The world is awash in debt, and it's simply unsustainable. As worldwide debt levels keep setting new records, there's no chance anyone will ever be paid back.
Even "vampire squid" Goldman Sachs Group Inc. (NYSE: GS), with its tentacles deep into bond markets, thinks so.
The world's central banks now have an insurmountable dilemma: Raising interest rates will just increase the repayment burden. Keeping them low will only inflate the debt bubbles all over.
The sovereign debt crises we've seen over the last six years have triggered major sell-offs, but odds are high this $200 trillion global problem could start the mother of them all.
But I'm going to show you how to make a killing as the bill comes due...
Government Debt Is the "Bubbliest" of All
You can see that government debt, mostly accrued in an effort to stimulate the developed world's floundering economies, accounts for the lions' share of this astronomical bill.
One of the most salient points of this chart is that while debt is up by a stunning 40% since 2007, the world has gone from debt at an already massive 246% of GDP in 2000 to 286% of GDP in 2014.
Economic output has clearly not kept pace with all this extra debt.
Even St. Louis Fed Vice President Stephen D. Williamson admitted in a recent white paper that the theory behind quantitative easing (QE) is "not well-developed."

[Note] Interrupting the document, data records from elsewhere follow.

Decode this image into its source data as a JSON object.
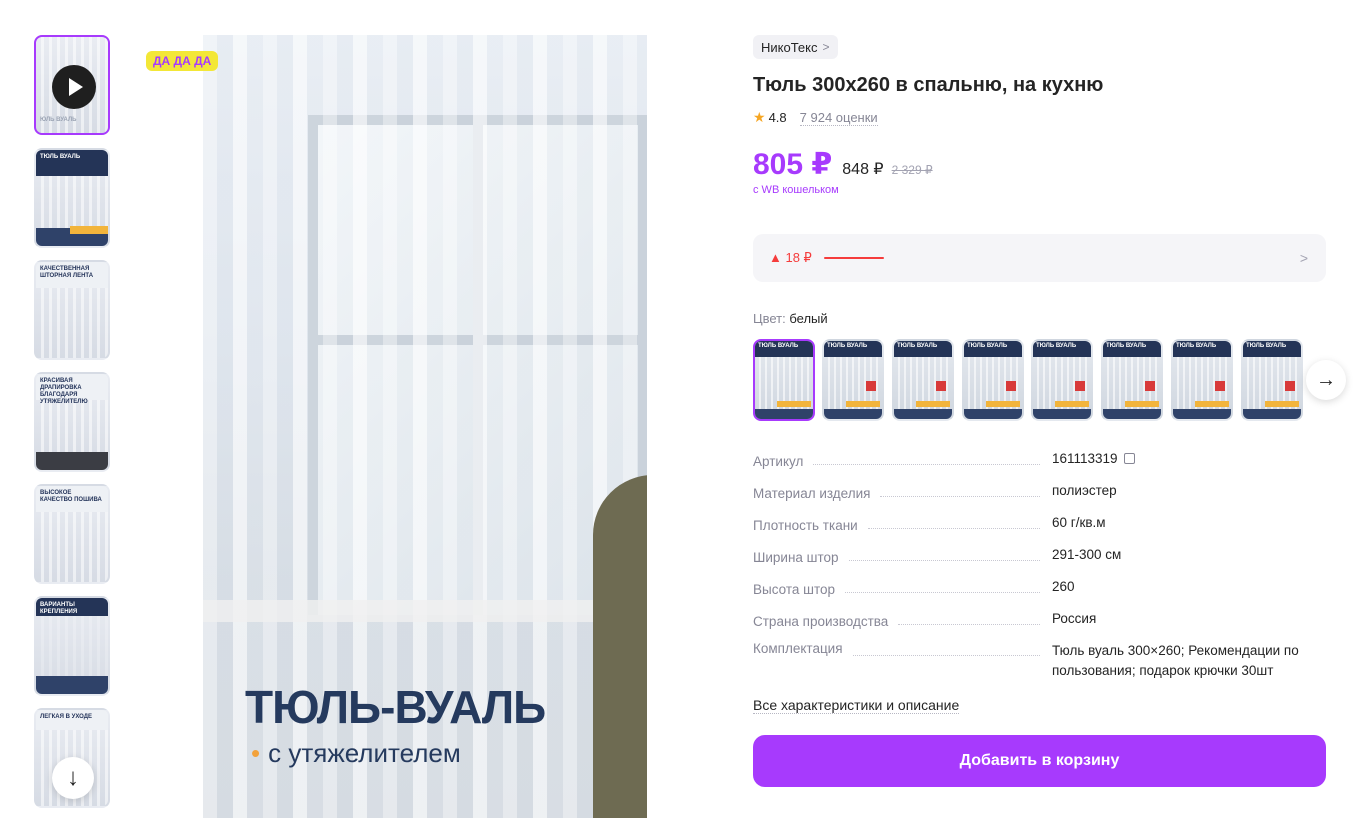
{
  "gallery": {
    "badge": "ДА ДА ДА",
    "main_title": "ТЮЛЬ-ВУАЛЬ",
    "main_subtitle": "с утяжелителем",
    "thumbs": [
      {
        "label": "ЮЛЬ ВУАЛЬ"
      },
      {
        "label": "ТЮЛЬ ВУАЛЬ"
      },
      {
        "label": "КАЧЕСТВЕННАЯ ШТОРНАЯ ЛЕНТА"
      },
      {
        "label": "КРАСИВАЯ ДРАПИРОВКА БЛАГОДАРЯ УТЯЖЕЛИТЕЛЮ"
      },
      {
        "label": "ВЫСОКОЕ КАЧЕСТВО ПОШИВА"
      },
      {
        "label": "ВАРИАНТЫ КРЕПЛЕНИЯ"
      },
      {
        "label": "ЛЕГКАЯ В УХОДЕ"
      }
    ]
  },
  "product": {
    "brand": "НикоТекс",
    "title": "Тюль 300х260 в спальню, на кухню",
    "rating": "4.8",
    "reviews": "7 924 оценки",
    "price": "805 ₽",
    "price_secondary": "848 ₽",
    "price_old": "2 329 ₽",
    "wallet_note": "с WB кошельком",
    "price_delta": "▲ 18 ₽",
    "color_label": "Цвет:",
    "color_value": "белый",
    "swatch_label": "ТЮЛЬ ВУАЛЬ",
    "specs": [
      {
        "key": "Артикул",
        "value": "161113319"
      },
      {
        "key": "Материал изделия",
        "value": "полиэстер"
      },
      {
        "key": "Плотность ткани",
        "value": "60 г/кв.м"
      },
      {
        "key": "Ширина штор",
        "value": "291-300 см"
      },
      {
        "key": "Высота штор",
        "value": "260"
      },
      {
        "key": "Страна производства",
        "value": "Россия"
      },
      {
        "key": "Комплектация",
        "value": "Тюль вуаль 300×260; Рекомендации по пользования; подарок крючки 30шт"
      }
    ],
    "all_specs_link": "Все характеристики и описание",
    "add_to_cart": "Добавить в корзину"
  },
  "colors": {
    "accent": "#a73afd",
    "price_up": "#f53c3c",
    "star": "#f6a623"
  }
}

He suggests that empirical support for Bernanke's view on how asset purchases affect outcomes is "mixed at best."
Williamson considers all the relevant research to be problematic and says that "there is no way to determine whether asset prices move in response to a QE announcement simply because of a signaling effect, whereby QE matters not because of the direct effects of the asset swaps, but because it provides information about future central bank actions with respect to the policy interest rate."
No research has established a link between QE and the goal of inflation and the stimulation of economic activity.

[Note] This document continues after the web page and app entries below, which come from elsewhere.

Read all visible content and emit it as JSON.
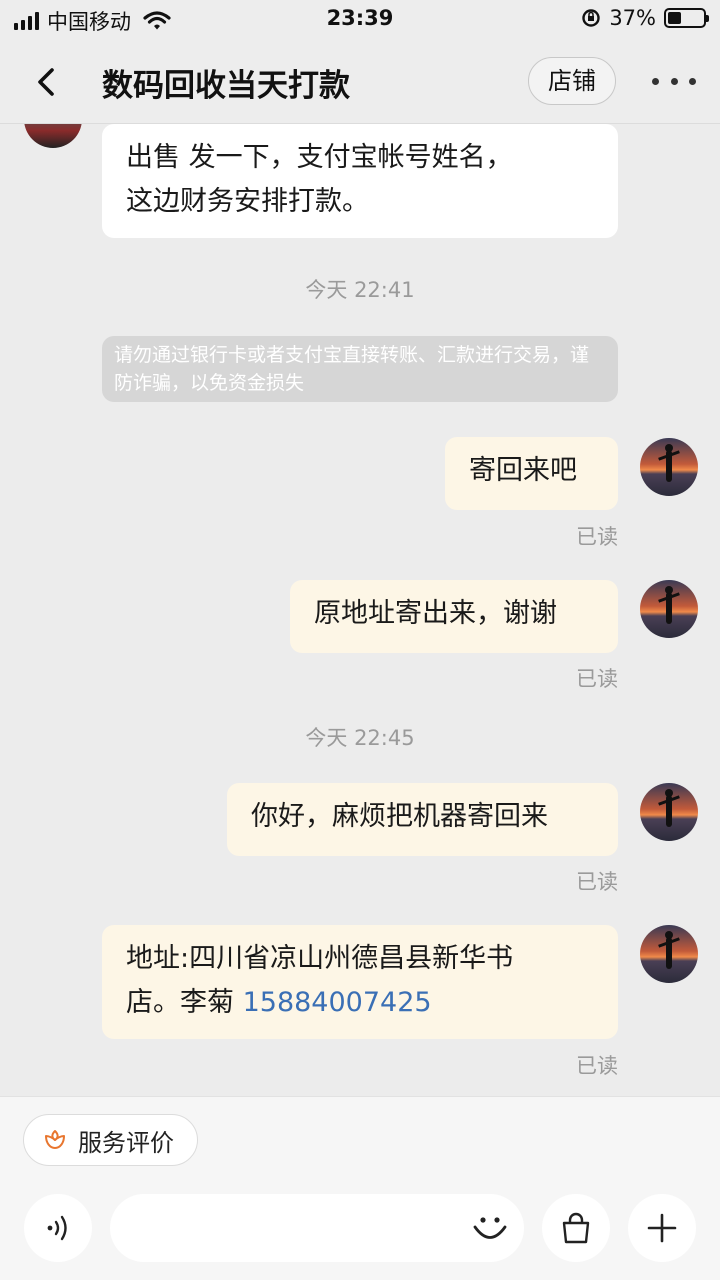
{
  "status_bar": {
    "carrier": "中国移动",
    "time": "23:39",
    "battery_percent": "37%",
    "battery_level": 0.37
  },
  "nav": {
    "title": "数码回收当天打款",
    "shop_button": "店铺"
  },
  "messages": {
    "m1": {
      "line1": "出售 发一下，支付宝帐号姓名，",
      "line2": "这边财务安排打款。"
    },
    "ts1": "今天 22:41",
    "warning": "请勿通过银行卡或者支付宝直接转账、汇款进行交易，谨防诈骗，以免资金损失",
    "m2": "寄回来吧",
    "m2_status": "已读",
    "m3": "原地址寄出来，谢谢",
    "m3_status": "已读",
    "ts2": "今天 22:45",
    "m4": "你好，麻烦把机器寄回来",
    "m4_status": "已读",
    "m5": {
      "line1": "地址:四川省凉山州德昌县新华书",
      "line2_prefix": "店。李菊 ",
      "phone": "15884007425"
    },
    "m5_status": "已读"
  },
  "bottom": {
    "service_chip": "服务评价",
    "input_placeholder": ""
  },
  "colors": {
    "phone_link": "#3a6fb5",
    "outgoing_bubble": "#fdf6e6",
    "service_icon": "#e8762f"
  },
  "icons": [
    "signal-icon",
    "wifi-icon",
    "rotation-lock-icon",
    "battery-icon",
    "back-arrow-icon",
    "more-icon",
    "flower-icon",
    "voice-icon",
    "emoji-icon",
    "shopping-bag-icon",
    "plus-icon"
  ]
}
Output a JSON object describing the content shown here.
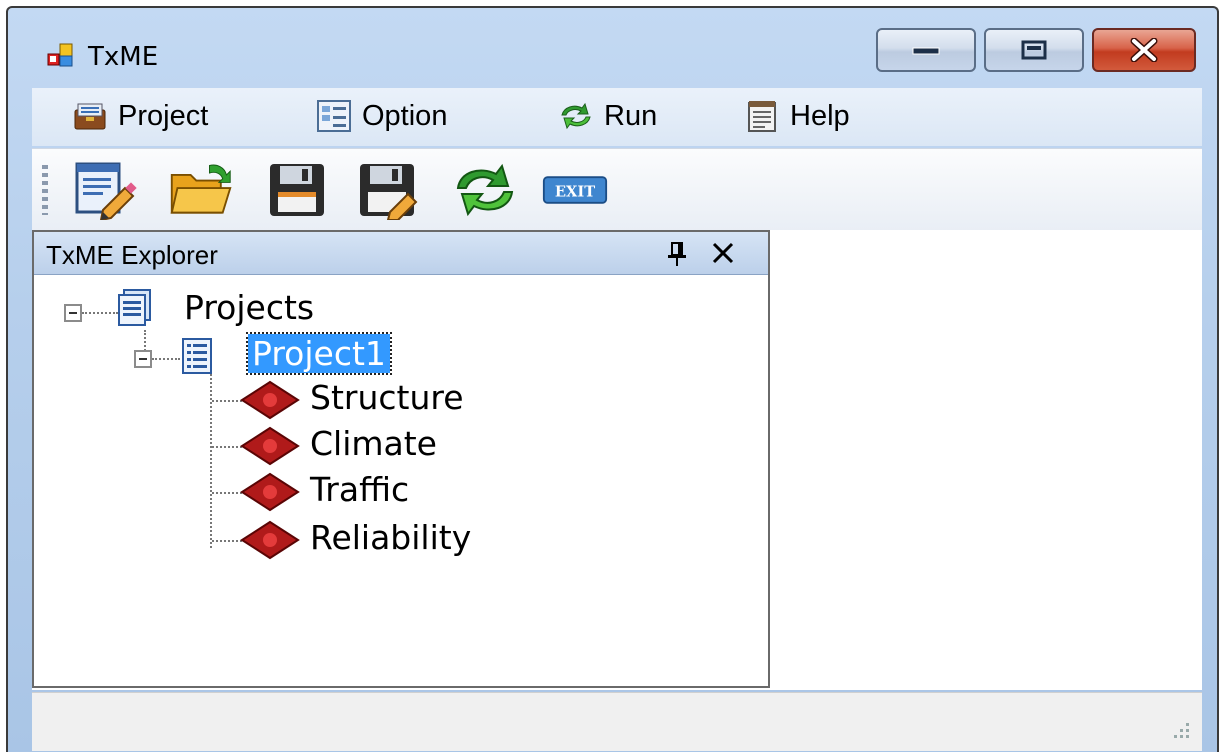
{
  "window": {
    "title": "TxME",
    "app_icon": "app-window-icon",
    "controls": {
      "minimize_icon": "minimize-icon",
      "maximize_icon": "maximize-icon",
      "close_icon": "close-icon"
    }
  },
  "menu": {
    "items": [
      {
        "label": "Project",
        "icon": "project-briefcase-icon"
      },
      {
        "label": "Option",
        "icon": "option-settings-icon"
      },
      {
        "label": "Run",
        "icon": "run-arrows-icon"
      },
      {
        "label": "Help",
        "icon": "help-book-icon"
      }
    ]
  },
  "toolbar": {
    "buttons": [
      {
        "icon": "new-project-icon"
      },
      {
        "icon": "open-folder-icon"
      },
      {
        "icon": "save-icon"
      },
      {
        "icon": "save-as-icon"
      },
      {
        "icon": "run-refresh-icon"
      },
      {
        "icon": "exit-icon",
        "label": "EXIT"
      }
    ]
  },
  "explorer": {
    "title": "TxME Explorer",
    "pin_glyph": "$",
    "close_glyph": "✕",
    "tree": {
      "root": "Projects",
      "project": "Project1",
      "children": [
        "Structure",
        "Climate",
        "Traffic",
        "Reliability"
      ]
    }
  },
  "colors": {
    "selection": "#3399ff",
    "title_gradient": "#b6cfec",
    "close_button": "#c23b1f",
    "node_diamond": "#b01a1a"
  }
}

Japan is perhaps the best example for this phenomenon, given its head start on multiple lost decades in its stock market and dire demographic outlook.
That was proved when its central bank went "all-in" to once again try and kick start economic activity through a mega-QE program at a mind-blowing pace of $712 billion annually, announced last October.
Sorry, Abe and Kuroda; inflation in your country was still at zero in July over the previous 12 months, well below the official 2% target.
There's No Way to Pay the Debt Back
The world's $200 trillion debt is almost three times annual economic output.
In my view, there is major risk of a knock-on effect from all this accumulating debt. The biggest risk could come in the form of another sovereign debt crisis.
Jeremy Grantham of investment firm Grantham, Mayo, van Otterloo & Co. LLC (GMO), with $118 billion under management, thinks so too.
About the Author
Peter Krauth is the Resource Specialist for Money Map Press and has contributed some of the most popular and highly regarded investing articles on Money Morning. Peter is headquartered in resource-rich Canada, but he travels around the world to dig up the very best profit opportunity, whether it's in gold, silver, oil, coal, or even potash.